START Data provided
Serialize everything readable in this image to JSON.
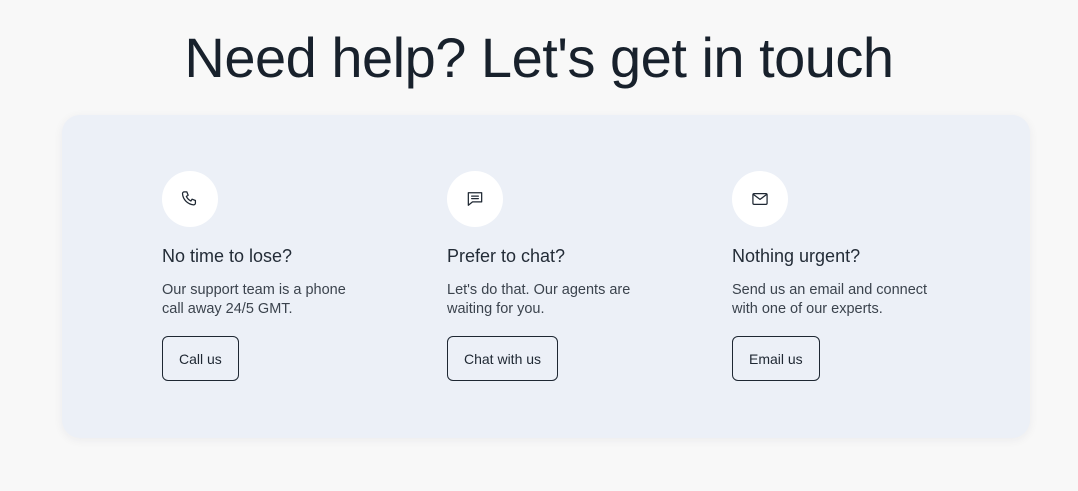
{
  "header": {
    "title": "Need help? Let's get in touch"
  },
  "contact_options": [
    {
      "icon": "phone-icon",
      "title": "No time to lose?",
      "description": "Our support team is a phone call away 24/5 GMT.",
      "button_label": "Call us"
    },
    {
      "icon": "chat-icon",
      "title": "Prefer to chat?",
      "description": "Let's do that. Our agents are waiting for you.",
      "button_label": "Chat with us"
    },
    {
      "icon": "mail-icon",
      "title": "Nothing urgent?",
      "description": "Send us an email and connect with one of our experts.",
      "button_label": "Email us"
    }
  ],
  "colors": {
    "page_background": "#f8f8f8",
    "card_background": "#ecf0f7",
    "text_primary": "#18212c",
    "button_border": "#1e2732"
  }
}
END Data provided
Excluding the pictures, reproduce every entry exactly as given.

» **Solved problem**
Serialize everything readable in this image to JSON.
{
  "header": {
    "title": "Need help? Let's get in touch"
  },
  "contact_options": [
    {
      "icon": "phone-icon",
      "title": "No time to lose?",
      "description": "Our support team is a phone call away 24/5 GMT.",
      "button_label": "Call us"
    },
    {
      "icon": "chat-icon",
      "title": "Prefer to chat?",
      "description": "Let's do that. Our agents are waiting for you.",
      "button_label": "Chat with us"
    },
    {
      "icon": "mail-icon",
      "title": "Nothing urgent?",
      "description": "Send us an email and connect with one of our experts.",
      "button_label": "Email us"
    }
  ],
  "colors": {
    "page_background": "#f8f8f8",
    "card_background": "#ecf0f7",
    "text_primary": "#18212c",
    "button_border": "#1e2732"
  }
}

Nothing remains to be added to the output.